Propelled by the pandemic, DTx (Digital Therapeutics) are becoming more integrated into the treatment of conditions as varied as cancer, ADHD, heart disease and substance abuse.
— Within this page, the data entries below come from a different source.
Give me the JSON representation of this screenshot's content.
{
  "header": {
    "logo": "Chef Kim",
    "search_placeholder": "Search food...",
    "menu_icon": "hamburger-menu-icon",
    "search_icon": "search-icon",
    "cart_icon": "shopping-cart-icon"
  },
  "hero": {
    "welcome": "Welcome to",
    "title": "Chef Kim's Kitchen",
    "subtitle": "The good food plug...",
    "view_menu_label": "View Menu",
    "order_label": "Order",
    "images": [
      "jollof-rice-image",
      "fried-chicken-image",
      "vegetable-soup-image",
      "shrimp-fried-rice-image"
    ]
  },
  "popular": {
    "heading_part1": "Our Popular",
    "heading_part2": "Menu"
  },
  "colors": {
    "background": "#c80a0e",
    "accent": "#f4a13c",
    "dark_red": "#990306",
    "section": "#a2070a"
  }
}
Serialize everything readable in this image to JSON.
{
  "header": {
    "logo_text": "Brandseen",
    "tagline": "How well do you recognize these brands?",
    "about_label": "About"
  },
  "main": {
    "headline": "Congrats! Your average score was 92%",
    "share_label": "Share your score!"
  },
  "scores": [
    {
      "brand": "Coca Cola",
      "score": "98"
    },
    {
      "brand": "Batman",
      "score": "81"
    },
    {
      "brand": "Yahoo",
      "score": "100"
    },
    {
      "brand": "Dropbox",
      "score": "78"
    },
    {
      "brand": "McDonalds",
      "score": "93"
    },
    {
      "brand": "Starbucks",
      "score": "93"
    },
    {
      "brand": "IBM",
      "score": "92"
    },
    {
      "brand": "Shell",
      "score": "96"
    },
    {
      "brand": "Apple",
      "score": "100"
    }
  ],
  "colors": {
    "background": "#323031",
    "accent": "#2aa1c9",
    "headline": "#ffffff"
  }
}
Expect to see mounting pressure to standardize how these treatments are reviewed and cleared by the FDA, marketed and reimbursed.
—Tom Rovine, SVP, Marketing Communications

Cost of medicines won’t fall, but new approaches will change the conversation.
Expect to see demand for new, creative pricing models for treatments in a host of therapeutic categories, particularly rare diseases, making larger reimbursements viable through tightened focus on tying back to efficacy.
—Julia Jackson, Managing Director, Marketing Communications

Believing in science will become increasingly cool.
Healthcare organizations will elevate the word “science” and the value of science, as the WHO and Pfizer have notably done already, to intensify consumer curiosity and knowledge about how medical innovation actually happens.
—Karen Strauss, Chief Strategy & Innovation Officer

Pharmaceutical companies will increase their investment in corporate global citizenship.
With corporate global citizenship paying clear dividends, more drug developers will invest more aggressively in vaccine R&D and other lifesaving innovations to meet stakeholder expectations.
—Lisa Johnson, SVP, Corporate and Public Affairs

Healthcare companies will walk the DE&I talk.
Pharmaceutical companies and health brands will bring laser focus to achieving meaningful, real-world results to diversity, equity and inclusion, and steer clear of preaching DE&I without measurable progress.
—Megan Lambert, SVP, Oncology Communications


Karen Strauss is Chief Strategy and Innovation Officer at M Booth Health.